Stafford's answer to a legitimate question was proof that effective leadership is a way of life for quarterbacks, not a role they play and turn on and off when it suits them. Before Stafford arrived in 2009, the Lions had enough role players at quarterback who said the right things but failed to deliver.
As accurately as I can remember, that line was first mentioned by Scott Mitchell, a much-maligned quarterback for the Lions from 1994-98. Chris Osgood was the Wings' primary goalie during Mitchell's reign.
There was a huge difference in their respective careers. Osgood played on Stanley Cup champions. Mitchell played -- badly -- in two losing playoff games, and he never embraced being a leader. He often leaned on being "one of 11 players" on offense.
Wrong. There's a quarterback and 10 other players looking at him to lead them to a championship.
The Lions are in transition this year. They're rebuilding the offensive line, retooling the backfield with the addition of
As a group, they've experienced for the first time what it's like to fall from grace.
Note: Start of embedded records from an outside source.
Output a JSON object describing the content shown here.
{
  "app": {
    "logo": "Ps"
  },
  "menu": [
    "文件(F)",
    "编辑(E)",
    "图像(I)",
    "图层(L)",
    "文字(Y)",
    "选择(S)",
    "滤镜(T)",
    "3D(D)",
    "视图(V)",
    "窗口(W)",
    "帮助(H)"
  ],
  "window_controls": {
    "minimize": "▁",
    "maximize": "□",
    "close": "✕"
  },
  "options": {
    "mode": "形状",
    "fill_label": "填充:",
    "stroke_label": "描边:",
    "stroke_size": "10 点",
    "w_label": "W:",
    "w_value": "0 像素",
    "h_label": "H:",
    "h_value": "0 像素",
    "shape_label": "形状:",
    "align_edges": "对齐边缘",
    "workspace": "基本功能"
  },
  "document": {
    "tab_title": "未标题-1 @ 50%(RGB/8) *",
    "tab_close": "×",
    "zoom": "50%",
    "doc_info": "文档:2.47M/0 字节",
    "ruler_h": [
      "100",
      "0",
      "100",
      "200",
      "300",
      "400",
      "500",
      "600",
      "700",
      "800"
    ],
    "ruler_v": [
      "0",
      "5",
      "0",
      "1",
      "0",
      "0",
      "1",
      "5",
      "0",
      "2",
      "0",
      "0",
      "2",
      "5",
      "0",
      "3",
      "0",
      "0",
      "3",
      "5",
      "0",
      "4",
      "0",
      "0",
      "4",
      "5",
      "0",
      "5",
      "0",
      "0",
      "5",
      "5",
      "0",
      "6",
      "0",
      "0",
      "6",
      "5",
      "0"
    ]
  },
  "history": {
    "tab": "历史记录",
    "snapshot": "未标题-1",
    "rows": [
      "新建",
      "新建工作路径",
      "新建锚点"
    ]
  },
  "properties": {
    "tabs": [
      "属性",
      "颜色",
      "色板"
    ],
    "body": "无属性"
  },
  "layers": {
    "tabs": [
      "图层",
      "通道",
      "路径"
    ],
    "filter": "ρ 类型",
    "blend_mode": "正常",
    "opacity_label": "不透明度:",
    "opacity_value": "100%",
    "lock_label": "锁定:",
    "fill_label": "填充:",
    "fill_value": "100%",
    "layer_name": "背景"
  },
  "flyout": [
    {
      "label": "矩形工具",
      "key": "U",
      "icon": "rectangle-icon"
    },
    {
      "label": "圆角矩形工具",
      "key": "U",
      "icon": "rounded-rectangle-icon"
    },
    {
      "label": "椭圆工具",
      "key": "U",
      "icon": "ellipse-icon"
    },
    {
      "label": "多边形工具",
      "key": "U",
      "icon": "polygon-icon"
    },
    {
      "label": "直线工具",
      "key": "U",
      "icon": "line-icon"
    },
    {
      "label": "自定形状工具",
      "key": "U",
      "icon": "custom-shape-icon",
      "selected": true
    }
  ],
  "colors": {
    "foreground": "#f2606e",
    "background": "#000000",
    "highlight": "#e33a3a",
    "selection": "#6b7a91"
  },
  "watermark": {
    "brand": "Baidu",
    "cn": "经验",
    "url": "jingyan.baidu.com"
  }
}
They were 10-6 and a playoff team in 2011 but skidded to 4-12 last year.
If there's a rebound, and there should be, Stafford will be one to lead it.
I believe Stafford when he says he isn't obsessed about where he'll stand on the quarterback pay chart in his next contract. His current deal has two years to run.
I also believe what he said on Wednesday about not paying attention to where he ranks on the NFL Network's list of the top 100 players for 2013. He fell from 41st in 2012 to 76th for 2013.
"I don't need that to motivate me, honestly," he said, sounding almost amused. "It's not a big deal to me."
Quarterbacks are measured by performance and winning games. Those two areas take care of everything else -- contract status and position in polls, and they settle any issues about leadership.
Stafford had a season for the ages in 2011 with 41 TD passes on a team that went 10-6. Last year he fell to 20 TD passes on a team that went 4-12.
What the Lions have in Stafford is a 25-year-old quarterback who has been their opening-day starter for four years and with a howitzer for a passing arm. There are some things he could do better. Sometimes he has too much faith in his ability to fit passes into tight coverage.
But I'll take that over a quarterback who's afraid to pull the trigger – or one who's afraid to lead.